with Paul Edmund-Davies
I have never been a ‘fan’ of the (Moyse) semitone (half step) exercise, which starts in the middle octave of the flute and makes its way gradually to the bottom of the instrument. For sure, on its own, it is a reasonable enough exercise, but I have to confess that I find it difficult to be musically motivated by just two notes! I know there are people who love this exercise and I am very, very happy for them, but I feel it is important to work on phrasing as well as sound, so I prefer an exercise that takes me on a longer journey.
On some days, we are also very limited with the amount of time that we have to spend on practicing the flute. By combining, phrasing, sonority and breathing with such an exercise as Sequence 18, I am able to free up more time for other flute related activities. I am also mentally and emotionally engaged with such an exercise, which will in turn put me in a good shape of body and mind for the other flute tasks of the day ahead.
I realise that by now, with at least two newsletters a week landing in your ‘in’ tray, I might be verging on the repetitive, but I feel that with music and the learning of an instrument, we are constantly evolving and finding ways of improving, so a little repetition here and there shouldn’t really cause much harm!
I find myself increasingly questioning my responses to some forms of musical notation.
For example, a crescendo means ‘to get louder’ and likewise a diminuendo ‘to get quieter’, but is it all really as simple as this?
Increasingly I am interested in the various ‘intensities’ of a phrase.
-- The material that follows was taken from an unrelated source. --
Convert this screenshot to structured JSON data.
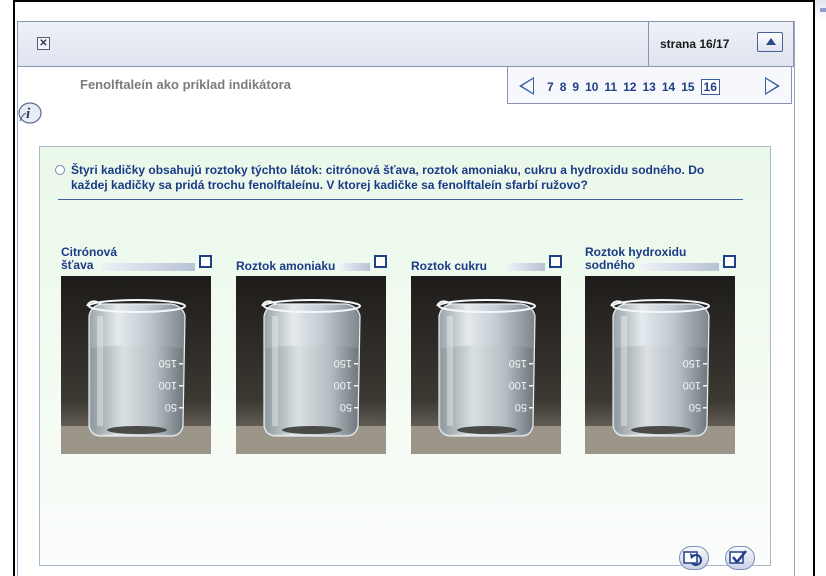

We might well get louder in a crescendo, but surely, we also need the sound itself to become more intense.
Equally, in a diminuendo, whilst becoming quieter, we also need to maintain the intensity of our sound, both for interest (keeping the sound alive) and to avoid gradually getting flatter.
A phrase should have a beginning, a middle and an end, but on such a journey, there should also be some gentle hills and valleys of intensity.
Sometimes we need to release intensity in order to gently grow it again.
This is something that is easier expressed in conversation (with examples!) than in print, but I very much hope that with Sequence 18 you might be able to explore this concept.
For maximum benefit Sequence 18 should be played at a similar tempo to the one that I ended up with on the demonstration video. Crotchet (or quarter note) = 54.